47. It is because leaders may lack awareness of the skills needed that strong accountability and incentives are insufficient to guarantee that the natural faculties of talented Civil Service leaders will find effective and innovative ways of delivering effective public policy.

What effect has the division of responsibilities between the Cabinet Secretary and the Head of the Civil Service had on the Civil Service and its effectiveness?

48. The formal division of responsibilities is less important than whether responsibilities are discharged effectively; structure may be a contributory factor but the ability of leaders is likely to be more important.

What are the strengths and weaknesses of the current federalised system of Whitehall departments?

49. There is no effective central strategy or oversight in the current system. Outcomes which require cross-cutting collaboration have proved particularly difficult to achieve.

Does the long-term future of the civil service require more comprehensive and deeper consideration and, if so, how should this be done?

50. There are advantages in focusing on securing practical benefits from the reforms proposed by the government of the day.

Background

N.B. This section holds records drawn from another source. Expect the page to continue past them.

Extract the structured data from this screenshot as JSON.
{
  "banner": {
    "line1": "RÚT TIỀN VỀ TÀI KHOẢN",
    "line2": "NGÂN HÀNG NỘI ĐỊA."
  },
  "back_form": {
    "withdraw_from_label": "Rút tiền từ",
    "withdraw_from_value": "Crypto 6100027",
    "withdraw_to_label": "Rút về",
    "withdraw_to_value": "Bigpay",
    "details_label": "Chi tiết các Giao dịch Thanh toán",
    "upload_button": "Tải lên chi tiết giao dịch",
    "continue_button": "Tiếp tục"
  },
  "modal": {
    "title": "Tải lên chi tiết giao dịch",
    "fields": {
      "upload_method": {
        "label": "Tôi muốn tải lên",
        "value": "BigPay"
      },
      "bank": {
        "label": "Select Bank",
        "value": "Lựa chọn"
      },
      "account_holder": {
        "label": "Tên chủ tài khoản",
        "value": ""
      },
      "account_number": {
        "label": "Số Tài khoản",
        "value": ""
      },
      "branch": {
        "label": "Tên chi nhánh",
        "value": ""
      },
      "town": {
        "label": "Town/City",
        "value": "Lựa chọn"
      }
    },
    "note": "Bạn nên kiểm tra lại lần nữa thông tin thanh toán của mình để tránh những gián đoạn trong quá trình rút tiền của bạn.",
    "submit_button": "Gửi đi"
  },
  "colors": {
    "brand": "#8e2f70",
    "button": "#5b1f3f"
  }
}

51. An Operational Research professional by background, D H Owen began his career in the private sector before spending eighteen years as a civil servant in both policy and professional rôles, predominantly in HM Treasury. Posts included Business Director of the Government Operational Research Service; UK National Expert (Evaluation) at the European Commission; Project Leader, Public Services Productivity Panel; Joint Action Leader, Prime Minister’s Delivery Unit; Head of National Insurance Policy; Head of Operational Research, HM Treasury. He has a special interest in public sector performance management. His work has focused particularly on understanding and addressing the barriers to delivery of the priorities of the government of the day.

52. An employment tribunal recently ruled that Mr Owen’s dismissal from HM Treasury last year was unfair and unreasonable. Mr Owen believes this was atypical and hopes to return shortly to a Civil Service he believes eager to meet the challenges confronting it.

January 2013

Prepared 5th September 2013